Data shown:
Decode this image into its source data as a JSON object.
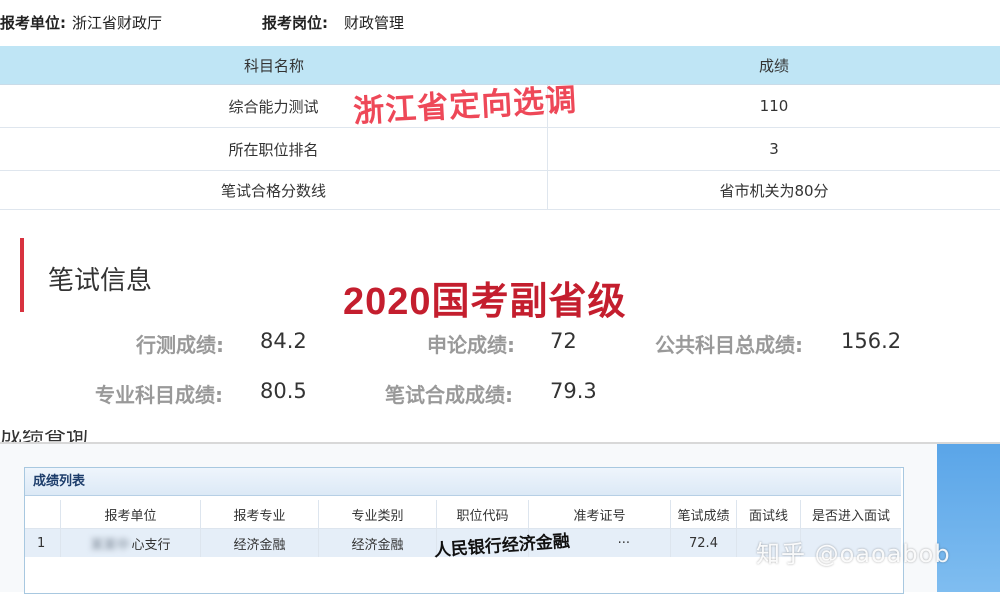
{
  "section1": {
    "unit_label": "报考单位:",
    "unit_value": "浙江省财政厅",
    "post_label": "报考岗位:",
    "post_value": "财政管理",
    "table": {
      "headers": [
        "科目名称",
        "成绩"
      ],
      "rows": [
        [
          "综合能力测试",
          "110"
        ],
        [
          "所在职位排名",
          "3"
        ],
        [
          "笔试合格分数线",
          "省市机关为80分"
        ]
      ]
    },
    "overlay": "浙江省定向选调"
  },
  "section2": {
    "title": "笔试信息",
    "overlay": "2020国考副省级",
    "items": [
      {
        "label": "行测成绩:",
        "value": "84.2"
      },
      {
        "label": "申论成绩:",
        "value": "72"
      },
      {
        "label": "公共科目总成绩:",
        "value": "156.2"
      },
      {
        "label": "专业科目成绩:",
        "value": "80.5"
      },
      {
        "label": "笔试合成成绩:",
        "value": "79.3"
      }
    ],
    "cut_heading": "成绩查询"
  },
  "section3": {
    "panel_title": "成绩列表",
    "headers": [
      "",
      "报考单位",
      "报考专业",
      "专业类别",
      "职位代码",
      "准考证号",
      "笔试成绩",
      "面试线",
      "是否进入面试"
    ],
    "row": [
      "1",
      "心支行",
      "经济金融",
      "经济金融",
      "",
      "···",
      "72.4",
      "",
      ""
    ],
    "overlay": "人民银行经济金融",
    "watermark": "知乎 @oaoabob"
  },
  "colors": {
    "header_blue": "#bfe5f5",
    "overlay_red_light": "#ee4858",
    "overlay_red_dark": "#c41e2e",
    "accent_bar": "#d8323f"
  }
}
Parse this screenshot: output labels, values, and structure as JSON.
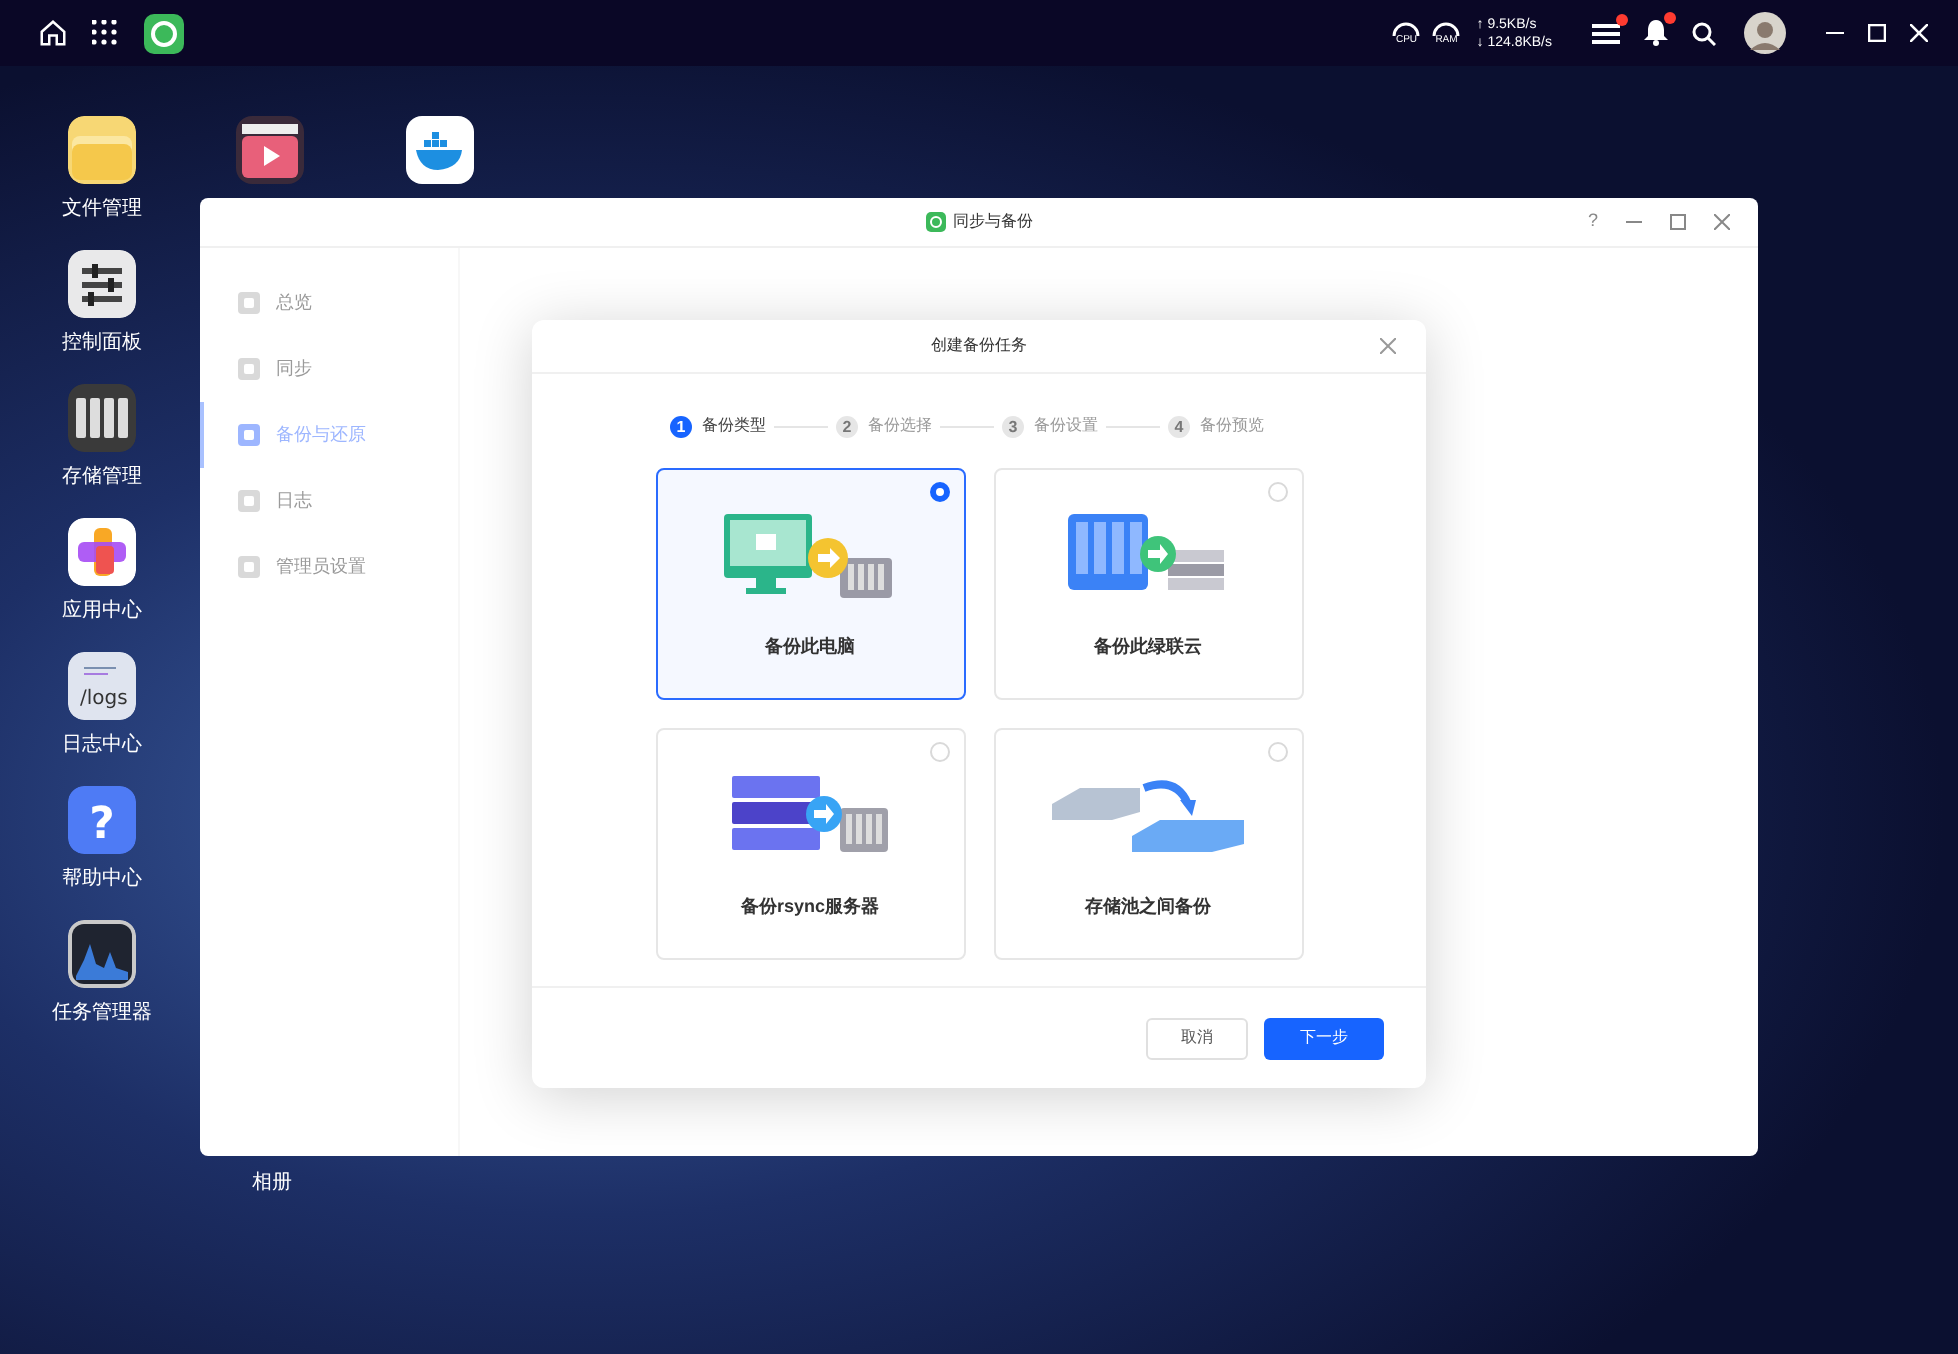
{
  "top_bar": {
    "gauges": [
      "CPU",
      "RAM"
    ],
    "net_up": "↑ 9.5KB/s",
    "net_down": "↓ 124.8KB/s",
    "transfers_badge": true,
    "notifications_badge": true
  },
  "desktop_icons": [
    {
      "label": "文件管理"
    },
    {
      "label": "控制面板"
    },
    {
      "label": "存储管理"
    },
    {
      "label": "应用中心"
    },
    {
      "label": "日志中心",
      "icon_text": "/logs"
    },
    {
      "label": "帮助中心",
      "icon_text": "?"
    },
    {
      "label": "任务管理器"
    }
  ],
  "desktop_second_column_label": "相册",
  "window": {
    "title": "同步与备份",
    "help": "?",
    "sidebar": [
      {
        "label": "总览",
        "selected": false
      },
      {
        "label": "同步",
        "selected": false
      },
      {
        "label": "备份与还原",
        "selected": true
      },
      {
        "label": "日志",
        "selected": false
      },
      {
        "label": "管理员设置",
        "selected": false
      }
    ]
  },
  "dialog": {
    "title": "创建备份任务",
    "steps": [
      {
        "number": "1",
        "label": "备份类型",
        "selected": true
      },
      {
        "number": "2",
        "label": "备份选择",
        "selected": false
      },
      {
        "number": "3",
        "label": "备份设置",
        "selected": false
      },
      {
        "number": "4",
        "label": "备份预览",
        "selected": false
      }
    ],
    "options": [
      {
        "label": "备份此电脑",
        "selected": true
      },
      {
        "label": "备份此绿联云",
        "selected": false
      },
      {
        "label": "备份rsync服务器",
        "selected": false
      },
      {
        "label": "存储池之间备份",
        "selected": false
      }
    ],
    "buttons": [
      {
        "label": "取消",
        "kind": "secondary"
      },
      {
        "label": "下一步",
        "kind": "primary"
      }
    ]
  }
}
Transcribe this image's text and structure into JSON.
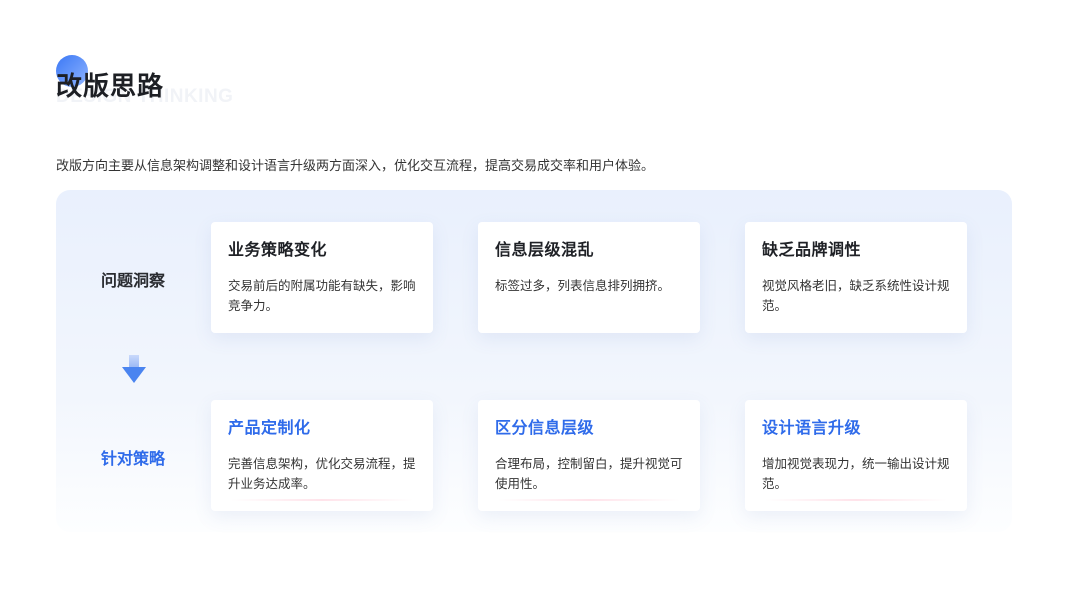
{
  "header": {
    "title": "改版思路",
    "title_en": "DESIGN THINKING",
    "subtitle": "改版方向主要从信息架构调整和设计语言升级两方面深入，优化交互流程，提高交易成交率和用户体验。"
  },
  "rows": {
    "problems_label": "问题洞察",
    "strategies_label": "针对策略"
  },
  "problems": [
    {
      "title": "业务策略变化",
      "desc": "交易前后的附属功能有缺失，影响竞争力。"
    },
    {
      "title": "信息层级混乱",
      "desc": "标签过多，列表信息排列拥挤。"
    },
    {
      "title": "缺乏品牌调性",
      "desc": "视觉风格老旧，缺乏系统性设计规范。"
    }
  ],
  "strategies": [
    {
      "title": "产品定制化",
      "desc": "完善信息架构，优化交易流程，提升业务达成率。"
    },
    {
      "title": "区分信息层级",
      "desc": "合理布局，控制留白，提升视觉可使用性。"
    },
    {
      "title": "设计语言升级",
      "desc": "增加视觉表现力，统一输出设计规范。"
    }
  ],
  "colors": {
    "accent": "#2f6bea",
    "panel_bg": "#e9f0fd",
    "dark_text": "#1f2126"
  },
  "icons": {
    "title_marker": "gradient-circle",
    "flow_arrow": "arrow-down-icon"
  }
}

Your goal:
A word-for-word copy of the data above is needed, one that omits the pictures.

Response for this exercise:
Decode this image into its source data as a JSON object.
{
  "section1": {
    "unit_label": "报考单位:",
    "unit_value": "浙江省财政厅",
    "post_label": "报考岗位:",
    "post_value": "财政管理",
    "table": {
      "headers": [
        "科目名称",
        "成绩"
      ],
      "rows": [
        [
          "综合能力测试",
          "110"
        ],
        [
          "所在职位排名",
          "3"
        ],
        [
          "笔试合格分数线",
          "省市机关为80分"
        ]
      ]
    },
    "overlay": "浙江省定向选调"
  },
  "section2": {
    "title": "笔试信息",
    "overlay": "2020国考副省级",
    "items": [
      {
        "label": "行测成绩:",
        "value": "84.2"
      },
      {
        "label": "申论成绩:",
        "value": "72"
      },
      {
        "label": "公共科目总成绩:",
        "value": "156.2"
      },
      {
        "label": "专业科目成绩:",
        "value": "80.5"
      },
      {
        "label": "笔试合成成绩:",
        "value": "79.3"
      }
    ],
    "cut_heading": "成绩查询"
  },
  "section3": {
    "panel_title": "成绩列表",
    "headers": [
      "",
      "报考单位",
      "报考专业",
      "专业类别",
      "职位代码",
      "准考证号",
      "笔试成绩",
      "面试线",
      "是否进入面试"
    ],
    "row": [
      "1",
      "心支行",
      "经济金融",
      "经济金融",
      "",
      "···",
      "72.4",
      "",
      ""
    ],
    "overlay": "人民银行经济金融",
    "watermark": "知乎 @oaoabob"
  },
  "colors": {
    "header_blue": "#bfe5f5",
    "overlay_red_light": "#ee4858",
    "overlay_red_dark": "#c41e2e",
    "accent_bar": "#d8323f"
  }
}
Parse this screenshot: output labels, values, and structure as JSON.
{
  "top_bar": {
    "gauges": [
      "CPU",
      "RAM"
    ],
    "net_up": "↑ 9.5KB/s",
    "net_down": "↓ 124.8KB/s",
    "transfers_badge": true,
    "notifications_badge": true
  },
  "desktop_icons": [
    {
      "label": "文件管理"
    },
    {
      "label": "控制面板"
    },
    {
      "label": "存储管理"
    },
    {
      "label": "应用中心"
    },
    {
      "label": "日志中心",
      "icon_text": "/logs"
    },
    {
      "label": "帮助中心",
      "icon_text": "?"
    },
    {
      "label": "任务管理器"
    }
  ],
  "desktop_second_column_label": "相册",
  "window": {
    "title": "同步与备份",
    "help": "?",
    "sidebar": [
      {
        "label": "总览",
        "selected": false
      },
      {
        "label": "同步",
        "selected": false
      },
      {
        "label": "备份与还原",
        "selected": true
      },
      {
        "label": "日志",
        "selected": false
      },
      {
        "label": "管理员设置",
        "selected": false
      }
    ]
  },
  "dialog": {
    "title": "创建备份任务",
    "steps": [
      {
        "number": "1",
        "label": "备份类型",
        "selected": true
      },
      {
        "number": "2",
        "label": "备份选择",
        "selected": false
      },
      {
        "number": "3",
        "label": "备份设置",
        "selected": false
      },
      {
        "number": "4",
        "label": "备份预览",
        "selected": false
      }
    ],
    "options": [
      {
        "label": "备份此电脑",
        "selected": true
      },
      {
        "label": "备份此绿联云",
        "selected": false
      },
      {
        "label": "备份rsync服务器",
        "selected": false
      },
      {
        "label": "存储池之间备份",
        "selected": false
      }
    ],
    "buttons": [
      {
        "label": "取消",
        "kind": "secondary"
      },
      {
        "label": "下一步",
        "kind": "primary"
      }
    ]
  }
}
Transcribe this image's text and structure into JSON.
{
  "header": {
    "title": "改版思路",
    "title_en": "DESIGN THINKING",
    "subtitle": "改版方向主要从信息架构调整和设计语言升级两方面深入，优化交互流程，提高交易成交率和用户体验。"
  },
  "rows": {
    "problems_label": "问题洞察",
    "strategies_label": "针对策略"
  },
  "problems": [
    {
      "title": "业务策略变化",
      "desc": "交易前后的附属功能有缺失，影响竞争力。"
    },
    {
      "title": "信息层级混乱",
      "desc": "标签过多，列表信息排列拥挤。"
    },
    {
      "title": "缺乏品牌调性",
      "desc": "视觉风格老旧，缺乏系统性设计规范。"
    }
  ],
  "strategies": [
    {
      "title": "产品定制化",
      "desc": "完善信息架构，优化交易流程，提升业务达成率。"
    },
    {
      "title": "区分信息层级",
      "desc": "合理布局，控制留白，提升视觉可使用性。"
    },
    {
      "title": "设计语言升级",
      "desc": "增加视觉表现力，统一输出设计规范。"
    }
  ],
  "colors": {
    "accent": "#2f6bea",
    "panel_bg": "#e9f0fd",
    "dark_text": "#1f2126"
  },
  "icons": {
    "title_marker": "gradient-circle",
    "flow_arrow": "arrow-down-icon"
  }
}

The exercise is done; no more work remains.